What needs to be done = In the entries below, every line with the string "value" is to be reported.

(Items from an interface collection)
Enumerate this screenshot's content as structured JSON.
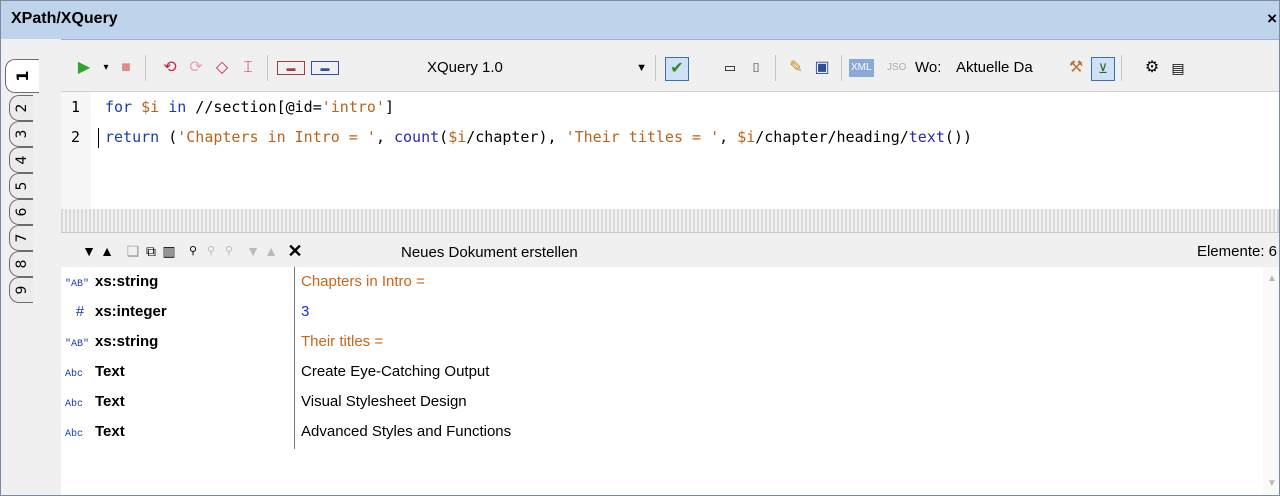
{
  "window": {
    "title": "XPath/XQuery",
    "close_symbol": "×"
  },
  "tabs": [
    {
      "label": "1",
      "active": true
    },
    {
      "label": "2"
    },
    {
      "label": "3"
    },
    {
      "label": "4"
    },
    {
      "label": "5"
    },
    {
      "label": "6"
    },
    {
      "label": "7"
    },
    {
      "label": "8"
    },
    {
      "label": "9"
    }
  ],
  "toolbar": {
    "language": "XQuery 1.0",
    "mode_label": "Wo:",
    "context_label": "Aktuelle Da",
    "xml_badge": "XML",
    "json_badge": "JSO"
  },
  "editor": {
    "lines": [
      {
        "number": "1",
        "text": "for $i in //section[@id='intro']"
      },
      {
        "number": "2",
        "text": "return ('Chapters in Intro = ', count($i/chapter), 'Their titles = ', $i/chapter/heading/text())"
      }
    ]
  },
  "results_toolbar": {
    "new_document": "Neues Dokument erstellen",
    "count_label": "Elemente: 6"
  },
  "results": [
    {
      "icon": "\"AB\"",
      "type": "xs:string",
      "value": "Chapters in Intro =",
      "color": "#c8671a"
    },
    {
      "icon": "#",
      "type": "xs:integer",
      "value": "3",
      "color": "#1a2fd0"
    },
    {
      "icon": "\"AB\"",
      "type": "xs:string",
      "value": "Their titles =",
      "color": "#c8671a"
    },
    {
      "icon": "Abc",
      "type": "Text",
      "value": "Create Eye-Catching Output",
      "color": "#000000"
    },
    {
      "icon": "Abc",
      "type": "Text",
      "value": "Visual Stylesheet Design",
      "color": "#000000"
    },
    {
      "icon": "Abc",
      "type": "Text",
      "value": "Advanced Styles and Functions",
      "color": "#000000"
    }
  ]
}
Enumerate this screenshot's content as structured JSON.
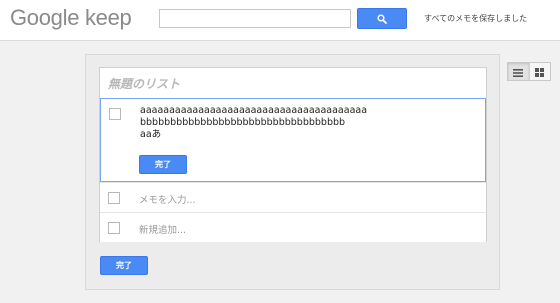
{
  "header": {
    "logo": "Google keep",
    "search": {
      "value": "",
      "placeholder": ""
    },
    "search_icon": "search-icon",
    "saved_status": "すべてのメモを保存しました"
  },
  "note": {
    "title_placeholder": "無題のリスト",
    "active_item": {
      "lines": [
        "aaaaaaaaaaaaaaaaaaaaaaaaaaaaaaaaaaaaaaa",
        "bbbbbbbbbbbbbbbbbbbbbbbbbbbbbbbbbb",
        "aaあ"
      ],
      "done_label": "完了"
    },
    "memo_placeholder": "メモを入力...",
    "add_item_placeholder": "新規追加..."
  },
  "footer": {
    "done_label": "完了"
  },
  "view_toggle": {
    "list_icon": "list-view-icon",
    "grid_icon": "grid-view-icon",
    "active": "list"
  },
  "colors": {
    "accent": "#4a8af4",
    "active_border": "#7aa7f2",
    "background": "#f1f1f1"
  }
}
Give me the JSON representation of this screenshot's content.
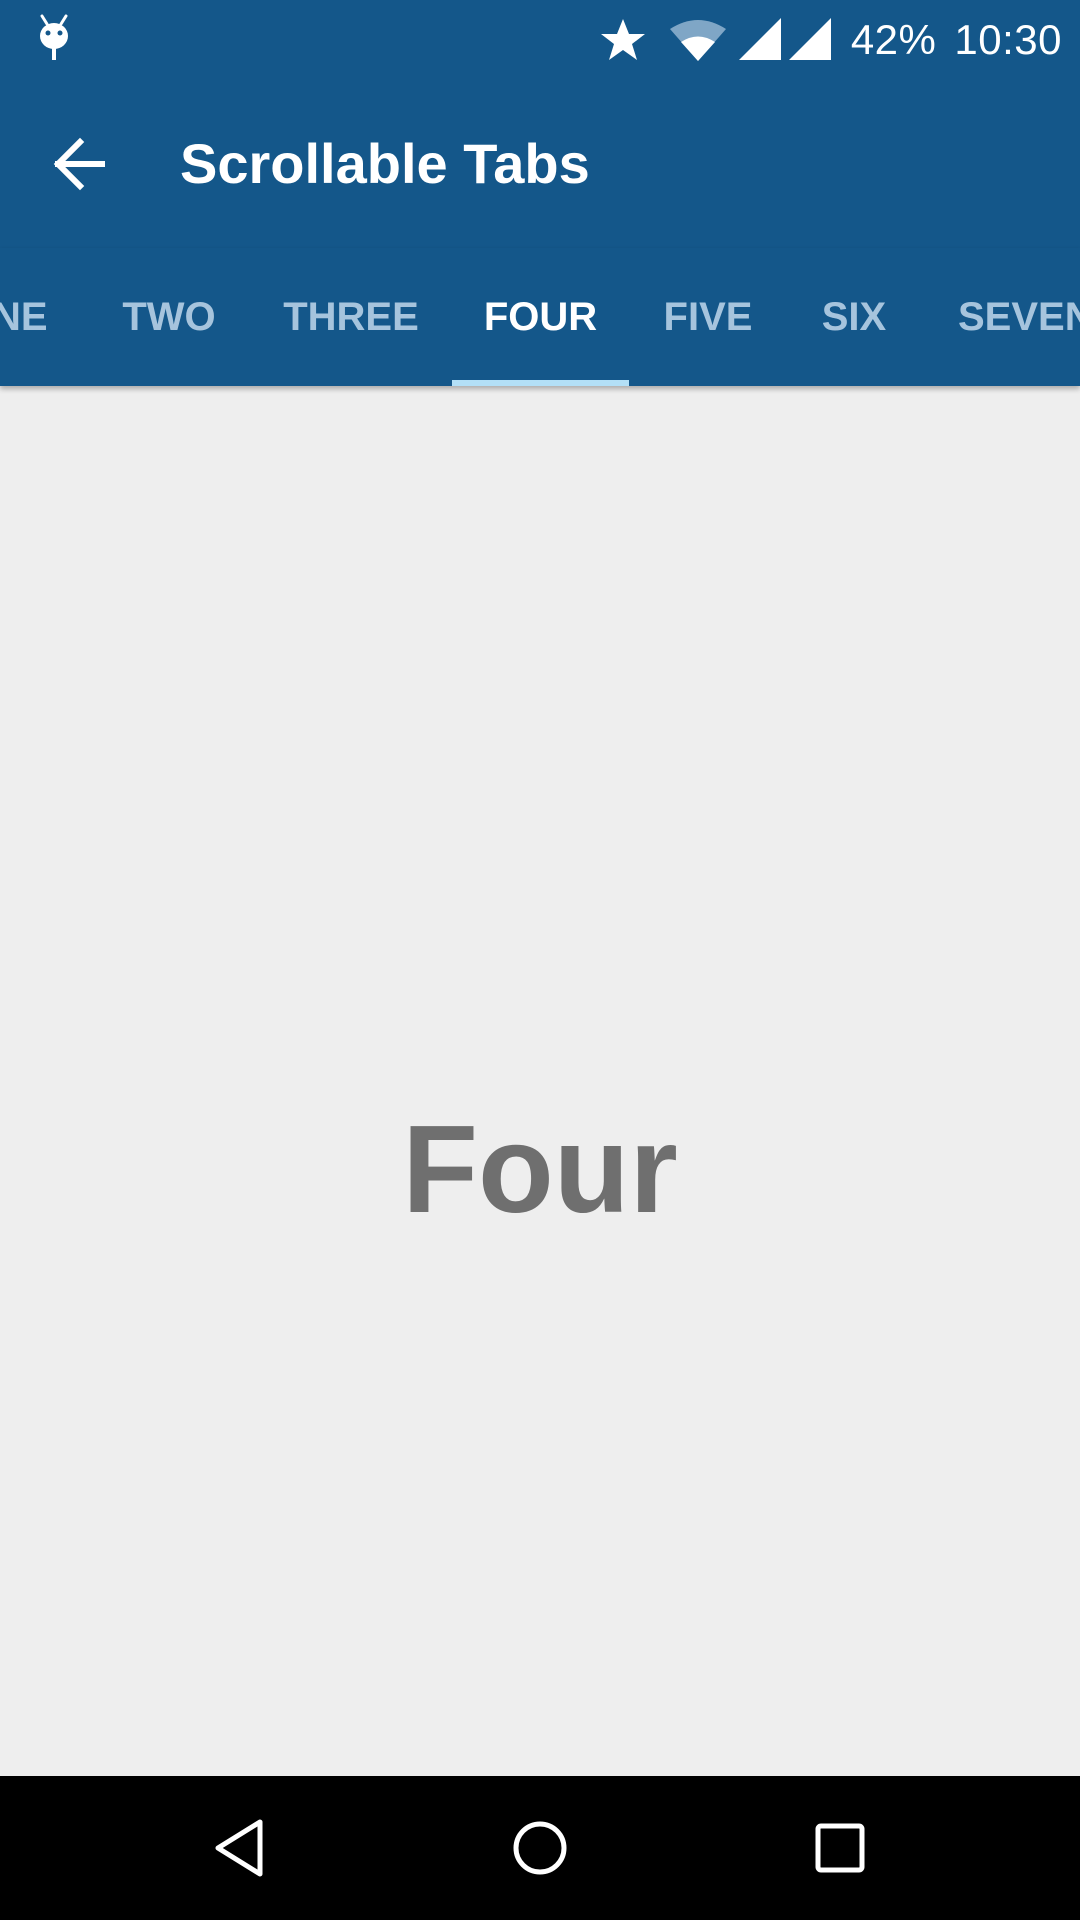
{
  "status_bar": {
    "battery_percent": "42%",
    "time": "10:30",
    "icons": [
      "android-debug-icon",
      "star-icon",
      "wifi-icon",
      "signal-icon",
      "signal-icon"
    ]
  },
  "app_bar": {
    "title": "Scrollable Tabs",
    "back_icon": "arrow-back-icon"
  },
  "tabs": {
    "items": [
      {
        "label": "NE"
      },
      {
        "label": "TWO"
      },
      {
        "label": "THREE"
      },
      {
        "label": "FOUR"
      },
      {
        "label": "FIVE"
      },
      {
        "label": "SIX"
      },
      {
        "label": "SEVEN"
      }
    ],
    "selected": "FOUR"
  },
  "content": {
    "page_label": "Four"
  },
  "nav_bar": {
    "icons": [
      "back-triangle-icon",
      "home-circle-icon",
      "recents-square-icon"
    ]
  },
  "colors": {
    "primary": "#14578a",
    "tab_inactive": "#a6c4dd",
    "tab_indicator": "#b3e0f7",
    "background": "#eeeeee",
    "page_label": "#6f6f6f"
  }
}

Task result =
      "value": "Chapters in Intro =",
      "value": "3",
      "value": "Their titles =",
      "value": "Create Eye-Catching Output",
      "value": "Visual Stylesheet Design",
      "value": "Advanced Styles and Functions",
      "value": "",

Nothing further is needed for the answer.